The Liberty Gazette
December 8, 2015Ely Air Lines
By Mike Ely and Linda Street-Ely
Mike: Imagine yourself aboard an airliner departing Bush Intercontinental or Hobby. You gaze out at the city through puffy clouds when something flashes past your window. You hear a thump and the captain announces that the airplane is returning to the airport.
US Airways Flight 1549 was not able to return to the airport when such a thing happened, and landed in the Hudson River instead. Everyone escaped the aircraft and took flights on a different day. What took down Flight 1549? Birds - large Canada snow geese.
Birds instinctively dive away from aircraft when they see it coming, but I’ve taken a bird strike that left a big dent in the leading edge of the left wing on a Learjet. I’ve also experienced a direct hit on the windshield in the middle of the night. The impact was so loud my co-pilot was wide-eyed with shock.
Birds are relatively soft and light weight, but what about drones? What instinct, what self-preservation system do they have to avoid aircraft? None.
The FAA has been under pressure to create regulations for drones. Amazon, Google and Walmart are chomping at the bit to offer delivery services via drone and are discovering the FAA does nothing fast, frustrating those companies drooling over potential profit increases.
More than one million buzzing, bug-like drone craft will be sold as "Christmas presents" this year. What’s to keep someone from flying one into an airliner landing at Bush? A drone operator not trained properly or who is cavalier about their responsibility can cause real trouble, so now those who play with drones will be subject to regulations.
FAA: Flying a drone anywhere in U.S. airspace automatically makes the operator become part of the U.S. aviation system. Under the law, the drone is an aircraft, so while rules for drones may be different, drone operators carry responsibility for safe operation, the same as a Cessna or 747 pilot.
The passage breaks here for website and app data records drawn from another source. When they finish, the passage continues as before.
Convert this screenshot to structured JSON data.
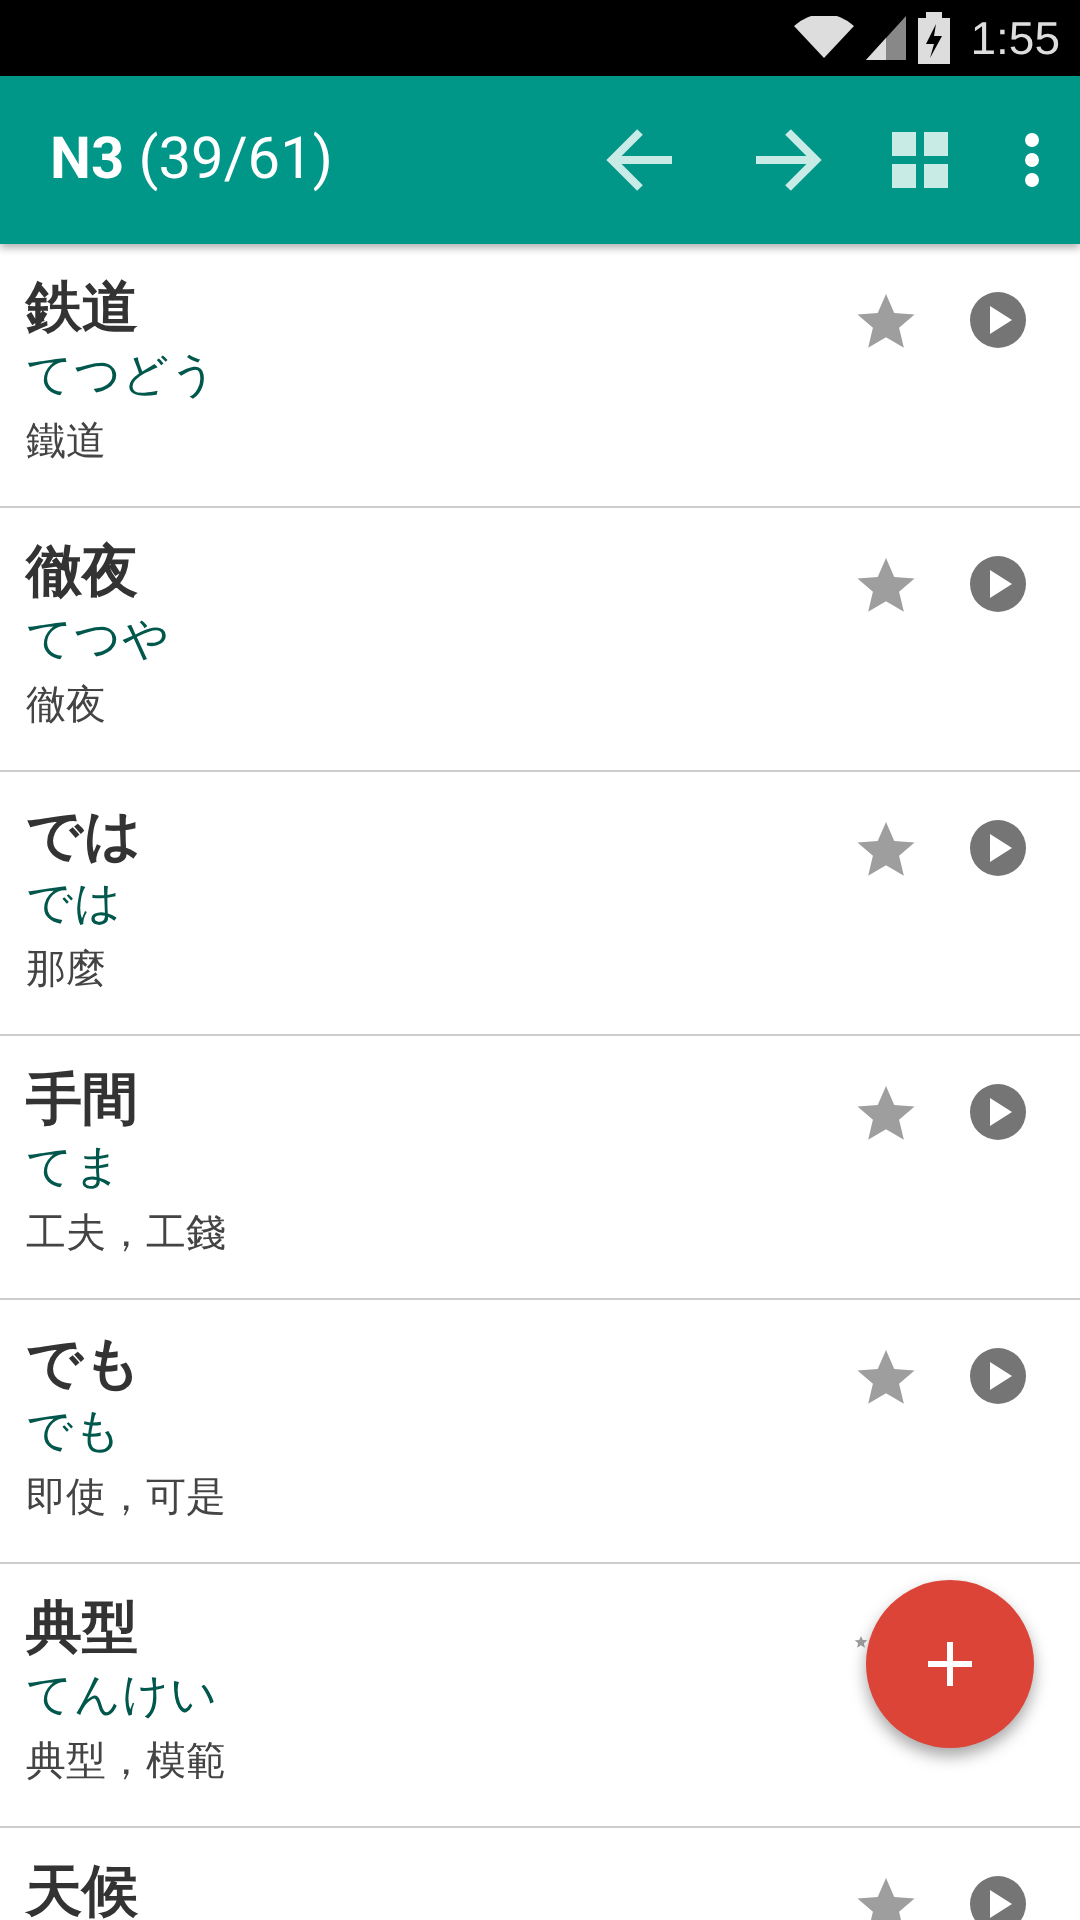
{
  "status_bar": {
    "time": "1:55"
  },
  "app_bar": {
    "title": "**N3** (39/61)"
  },
  "words": [
    {
      "kind": "plain",
      "word": "鉄道",
      "reading": "てつどう",
      "meaning": "鐵道"
    },
    {
      "kind": "plain",
      "word": "徹夜",
      "reading": "てつや",
      "meaning": "徹夜"
    },
    {
      "kind": "plain",
      "word": "では",
      "reading": "では",
      "meaning": "那麼"
    },
    {
      "kind": "plain",
      "word": "手間",
      "reading": "てま",
      "meaning": "工夫，工錢"
    },
    {
      "kind": "plain",
      "word": "でも",
      "reading": "でも",
      "meaning": "即使，可是"
    },
    {
      "kind": "covered",
      "word": "典型",
      "reading": "てんけい",
      "meaning": "典型，模範"
    },
    {
      "kind": "plain",
      "word": "天候"
    }
  ]
}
Linda: The FAA is still working on the new regulations but the agency is opening the door to commercial drone operations. What must be answered is how to certify the person operating the drone craft, and this next part is very important.
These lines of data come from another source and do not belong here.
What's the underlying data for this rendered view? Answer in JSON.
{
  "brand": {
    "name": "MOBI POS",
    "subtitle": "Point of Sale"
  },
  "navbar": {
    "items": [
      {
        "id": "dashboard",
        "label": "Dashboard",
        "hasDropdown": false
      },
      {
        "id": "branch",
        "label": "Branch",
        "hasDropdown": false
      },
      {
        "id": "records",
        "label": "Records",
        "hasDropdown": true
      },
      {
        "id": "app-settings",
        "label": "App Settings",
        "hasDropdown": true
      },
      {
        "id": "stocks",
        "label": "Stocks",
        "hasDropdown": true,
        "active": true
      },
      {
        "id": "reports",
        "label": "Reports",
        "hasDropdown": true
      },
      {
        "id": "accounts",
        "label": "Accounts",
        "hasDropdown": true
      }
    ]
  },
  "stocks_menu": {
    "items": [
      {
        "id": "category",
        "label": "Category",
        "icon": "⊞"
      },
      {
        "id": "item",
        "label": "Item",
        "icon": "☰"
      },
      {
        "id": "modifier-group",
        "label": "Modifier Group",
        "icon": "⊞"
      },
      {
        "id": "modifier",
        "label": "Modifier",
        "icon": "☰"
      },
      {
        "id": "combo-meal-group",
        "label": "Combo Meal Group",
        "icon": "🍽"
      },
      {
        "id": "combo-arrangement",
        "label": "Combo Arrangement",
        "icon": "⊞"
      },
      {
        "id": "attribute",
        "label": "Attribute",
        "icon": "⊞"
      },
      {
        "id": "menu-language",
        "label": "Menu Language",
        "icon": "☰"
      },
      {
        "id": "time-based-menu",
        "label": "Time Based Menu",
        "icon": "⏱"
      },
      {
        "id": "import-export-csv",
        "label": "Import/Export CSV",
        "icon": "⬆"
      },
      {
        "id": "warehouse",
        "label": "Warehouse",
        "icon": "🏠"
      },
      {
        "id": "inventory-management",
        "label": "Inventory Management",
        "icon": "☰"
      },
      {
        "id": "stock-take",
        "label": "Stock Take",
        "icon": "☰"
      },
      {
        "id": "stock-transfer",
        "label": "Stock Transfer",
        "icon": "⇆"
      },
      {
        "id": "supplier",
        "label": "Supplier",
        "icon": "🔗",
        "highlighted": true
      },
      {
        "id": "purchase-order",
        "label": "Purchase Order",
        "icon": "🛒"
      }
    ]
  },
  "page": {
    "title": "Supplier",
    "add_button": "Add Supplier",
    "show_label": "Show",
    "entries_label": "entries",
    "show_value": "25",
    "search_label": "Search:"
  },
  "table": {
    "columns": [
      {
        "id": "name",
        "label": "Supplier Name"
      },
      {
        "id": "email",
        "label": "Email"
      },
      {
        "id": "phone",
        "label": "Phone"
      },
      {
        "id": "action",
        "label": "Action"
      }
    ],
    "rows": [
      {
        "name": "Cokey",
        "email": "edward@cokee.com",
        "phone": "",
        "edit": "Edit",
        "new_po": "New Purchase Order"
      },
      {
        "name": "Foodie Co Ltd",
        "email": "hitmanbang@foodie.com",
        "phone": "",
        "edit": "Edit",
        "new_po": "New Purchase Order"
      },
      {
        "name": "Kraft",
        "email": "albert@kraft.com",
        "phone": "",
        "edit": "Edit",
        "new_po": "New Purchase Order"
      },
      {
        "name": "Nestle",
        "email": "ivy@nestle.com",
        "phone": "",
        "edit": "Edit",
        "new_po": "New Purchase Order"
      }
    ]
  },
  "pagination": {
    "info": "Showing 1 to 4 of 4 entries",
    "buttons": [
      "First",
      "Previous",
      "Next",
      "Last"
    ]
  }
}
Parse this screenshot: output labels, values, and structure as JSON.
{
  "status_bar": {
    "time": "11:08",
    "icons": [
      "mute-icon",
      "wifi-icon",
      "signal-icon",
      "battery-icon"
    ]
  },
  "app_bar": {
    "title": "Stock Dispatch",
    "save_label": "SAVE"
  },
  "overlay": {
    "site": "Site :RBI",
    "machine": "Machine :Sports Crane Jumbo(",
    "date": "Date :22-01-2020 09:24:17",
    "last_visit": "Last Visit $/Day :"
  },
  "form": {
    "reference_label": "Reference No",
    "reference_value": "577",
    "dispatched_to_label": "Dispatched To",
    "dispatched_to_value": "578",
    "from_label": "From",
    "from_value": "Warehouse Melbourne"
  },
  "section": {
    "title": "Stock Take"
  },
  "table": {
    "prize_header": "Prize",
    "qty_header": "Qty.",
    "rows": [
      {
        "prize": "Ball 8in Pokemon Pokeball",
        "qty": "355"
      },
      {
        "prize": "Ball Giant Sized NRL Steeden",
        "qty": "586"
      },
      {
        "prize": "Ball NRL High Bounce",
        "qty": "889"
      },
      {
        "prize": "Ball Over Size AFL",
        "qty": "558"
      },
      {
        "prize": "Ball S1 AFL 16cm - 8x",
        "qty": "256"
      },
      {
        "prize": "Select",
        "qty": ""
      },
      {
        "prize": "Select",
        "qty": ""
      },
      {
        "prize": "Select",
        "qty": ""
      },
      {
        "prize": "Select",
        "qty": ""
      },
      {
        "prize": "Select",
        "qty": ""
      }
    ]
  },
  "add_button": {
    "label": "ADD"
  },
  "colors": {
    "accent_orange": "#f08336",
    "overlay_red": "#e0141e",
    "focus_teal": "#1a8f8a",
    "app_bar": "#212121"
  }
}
Last week the FAA authorized Kansas State University Polytechnic to train students and companies on flying unmanned aircraft, and created a mandatory registration process for drones.
Drones weighing more than 0.55 pounds it must be registered. The process is simple, and can be done through an app or online. An electronic certificate is immediately issued along with an identification number that must be marked on the drone prior to it being flown. The FAA then provides the new drone owner with information on where it is legal and not legal to fly their toy.
Federal guidelines for safe flight include no flying at night, no flying beyond line-of-sight, and no flying over populated areas. Operators must act responsibly. If an accident occurs the results can devastate entire families.
If you or someone you know is purchasing a drone this year, be sure you play it safe, play by the rules, and don’t risk lives: register your drone and fly it safely, avoiding incursions.
For more information, go to https://www.faa.gov/